On senior day in April, with her father on site to celebrate his daughter’s achievements at Texas, Ellis earned her 100th career win with a straight-sets victory over Boston University’s Lauren Davis.
Ellis enters the 2013 NCAA Championship individual tournament this week as a two-time All-American with an impressive 106-55 (.658) career singles record. She will finish her time at Texas having qualified for 11 of 12 NCAA national championship events contested throughout her collegiate career.
The remarkable young lady has gained the respect of her teammates, coaches and opponents on and off the court, and will go down in Longhorns history as one of the most complete women’s tennis players and teammates to grace the Forty Acres.
“Aeriel always puts her teammates first,” Fendick-McCain said. “She is a humble leader who sets an example every single day with her actions, and that has strengthened the core of our team. Aeriel helped to create a winning culture on our team through her leadership, unselfish attitude and her knack for putting everybody else first.”
“Aeriel’s our team leader and our captain, and she really exudes confidence,” added freshman Breaunna Addison. “She behaves the way a captain should, and she paves the way with hard work. She is an inspiration to us.”
Ellis will finish her degree next year and plans to attend pharmacy school immediately after to pursue her dream of finding a cure for cancer.
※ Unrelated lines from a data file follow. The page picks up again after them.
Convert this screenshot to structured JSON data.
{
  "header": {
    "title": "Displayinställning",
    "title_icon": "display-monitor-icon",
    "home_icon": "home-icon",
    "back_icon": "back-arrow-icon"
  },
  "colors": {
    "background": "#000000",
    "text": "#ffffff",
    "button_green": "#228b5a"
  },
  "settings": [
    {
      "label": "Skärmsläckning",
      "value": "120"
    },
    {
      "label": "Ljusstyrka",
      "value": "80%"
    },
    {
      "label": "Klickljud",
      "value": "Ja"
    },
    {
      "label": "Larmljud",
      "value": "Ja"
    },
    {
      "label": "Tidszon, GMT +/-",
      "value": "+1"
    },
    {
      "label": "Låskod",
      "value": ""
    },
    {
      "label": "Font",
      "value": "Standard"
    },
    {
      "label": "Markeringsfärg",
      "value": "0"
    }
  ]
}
While the California girl loves her home state, her time in Austin has left her a Texan as well.
“I really want to stay here,” Ellis concluded. “I wouldn’t mind living here for the rest of my life. It’s so nice here. There are so many cities. The only thing that’s different from here and California is that Cali has more beaches and it’s not as hot. But other than that, it’s pretty amazing here.”